25. Society / D. Political Doctrines / 6. Liberalism
We aim to understand the best possible community for free people [Aristotle]
25. Society / D. Political Doctrines / 7. Communitarianism
The best communities rely on a large and strong middle class [Aristotle]
Community is based on friends, who are equal and similar, and share things [Aristotle]
Look at all of the citizens before judging a city to be happy [Aristotle]
Citizens do not just own themselves, but are also parts of the city [Aristotle]
25. Society / D. Political Doctrines / 8. Socialism
People care less about what is communal, and more about what is their own [Aristotle]
25. Society / D. Political Doctrines / 9. Communism
Owning and sharing property communally increases disagreements [Aristotle]
There could be private land and public crops, or public land and private crops, or both public [Aristotle]
25. Society / D. Political Doctrines / 12. Feminism
Both women and children should be educated, as this contributes to a city's excellence [Aristotle]
25. Society / E. State Functions / 1. The Law / a. Legal system
Laws that match people's habits are more effective than mere written rules [Aristotle]
Man is the worst of all animals when divorced from law and justice [Aristotle]
If it is easy to change the laws, that makes them weaker [Aristotle]
25. Society / E. State Functions / 1. The Law / b. Rule of law
It is preferable that law should rule rather than any single citizen [Aristotle]
It is said that we should not stick strictly to written law, as it is too vague [Aristotle]
Correct law should be in control, with rulers only deciding uncertain issues [Aristotle]
25. Society / E. State Functions / 4. Education / a. Education principles
Learned men gain more in one day than others do in a lifetime [Posidonius]
25. Society / E. State Functions / 4. Education / b. Aims of education
A state is plural, and needs education to make it a community [Aristotle]

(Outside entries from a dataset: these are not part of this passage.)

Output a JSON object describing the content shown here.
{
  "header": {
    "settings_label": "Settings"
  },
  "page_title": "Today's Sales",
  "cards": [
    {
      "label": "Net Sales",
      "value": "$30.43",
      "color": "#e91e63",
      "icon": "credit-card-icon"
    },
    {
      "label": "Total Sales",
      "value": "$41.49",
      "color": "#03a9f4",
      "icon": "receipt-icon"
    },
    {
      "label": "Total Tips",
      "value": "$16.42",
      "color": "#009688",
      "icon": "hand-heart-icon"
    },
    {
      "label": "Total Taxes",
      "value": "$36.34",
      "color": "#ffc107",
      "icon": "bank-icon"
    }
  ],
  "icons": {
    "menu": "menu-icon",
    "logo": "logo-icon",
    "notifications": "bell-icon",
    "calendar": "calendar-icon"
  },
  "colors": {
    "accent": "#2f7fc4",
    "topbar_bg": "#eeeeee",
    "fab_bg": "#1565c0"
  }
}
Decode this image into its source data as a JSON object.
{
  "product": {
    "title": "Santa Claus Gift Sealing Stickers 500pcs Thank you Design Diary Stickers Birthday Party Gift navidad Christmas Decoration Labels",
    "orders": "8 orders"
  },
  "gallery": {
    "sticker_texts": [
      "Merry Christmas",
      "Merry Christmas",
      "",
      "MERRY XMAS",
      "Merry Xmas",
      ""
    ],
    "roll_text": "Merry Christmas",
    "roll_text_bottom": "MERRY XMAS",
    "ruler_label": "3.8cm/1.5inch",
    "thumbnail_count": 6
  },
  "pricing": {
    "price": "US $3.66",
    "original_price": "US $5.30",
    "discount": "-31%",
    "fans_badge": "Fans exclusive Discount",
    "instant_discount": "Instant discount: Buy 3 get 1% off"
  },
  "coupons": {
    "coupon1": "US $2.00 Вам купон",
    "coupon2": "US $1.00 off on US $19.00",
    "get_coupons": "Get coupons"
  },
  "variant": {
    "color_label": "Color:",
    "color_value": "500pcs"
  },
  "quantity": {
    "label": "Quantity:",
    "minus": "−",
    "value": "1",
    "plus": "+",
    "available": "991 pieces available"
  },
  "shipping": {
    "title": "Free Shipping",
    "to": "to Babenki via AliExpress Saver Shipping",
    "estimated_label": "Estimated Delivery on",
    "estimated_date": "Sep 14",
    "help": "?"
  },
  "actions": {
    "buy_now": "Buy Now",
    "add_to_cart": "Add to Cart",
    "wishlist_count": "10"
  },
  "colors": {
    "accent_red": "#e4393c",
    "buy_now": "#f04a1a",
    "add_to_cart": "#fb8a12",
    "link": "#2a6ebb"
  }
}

A city has a single end, so education must focus on that, and be communal, not private [Aristotle]
The aim of serious childhood play is the amusement of the complete adult [Aristotle]
25. Society / E. State Functions / 4. Education / c. Teaching
Men learn partly by habit, and partly by listening [Aristotle]
26. Natural Theory / A. Speculations on Nature / 2. Natural Purpose / a. Final purpose
If nature makes everything for a purpose, then plants and animals must have been made for man [Aristotle]
26. Natural Theory / A. Speculations on Nature / 2. Natural Purpose / b. Limited purposes
The best instruments have one purpose, not many [Aristotle]
27. Natural Reality / C. Space-Time / 2. Time / i. Time and change
Time is an interval of motion, or the measure of speed [Posidonius, by Stobaeus]
28. God / A. Divine Nature / 2. Divine Nature
God is not blessed and happy because of external goods, but because of his own nature [Aristotle]
28. God / C. Attitudes to God / 4. God Reflects Humanity
Men imagine gods to be of human shape, with a human lifestyle [Aristotle]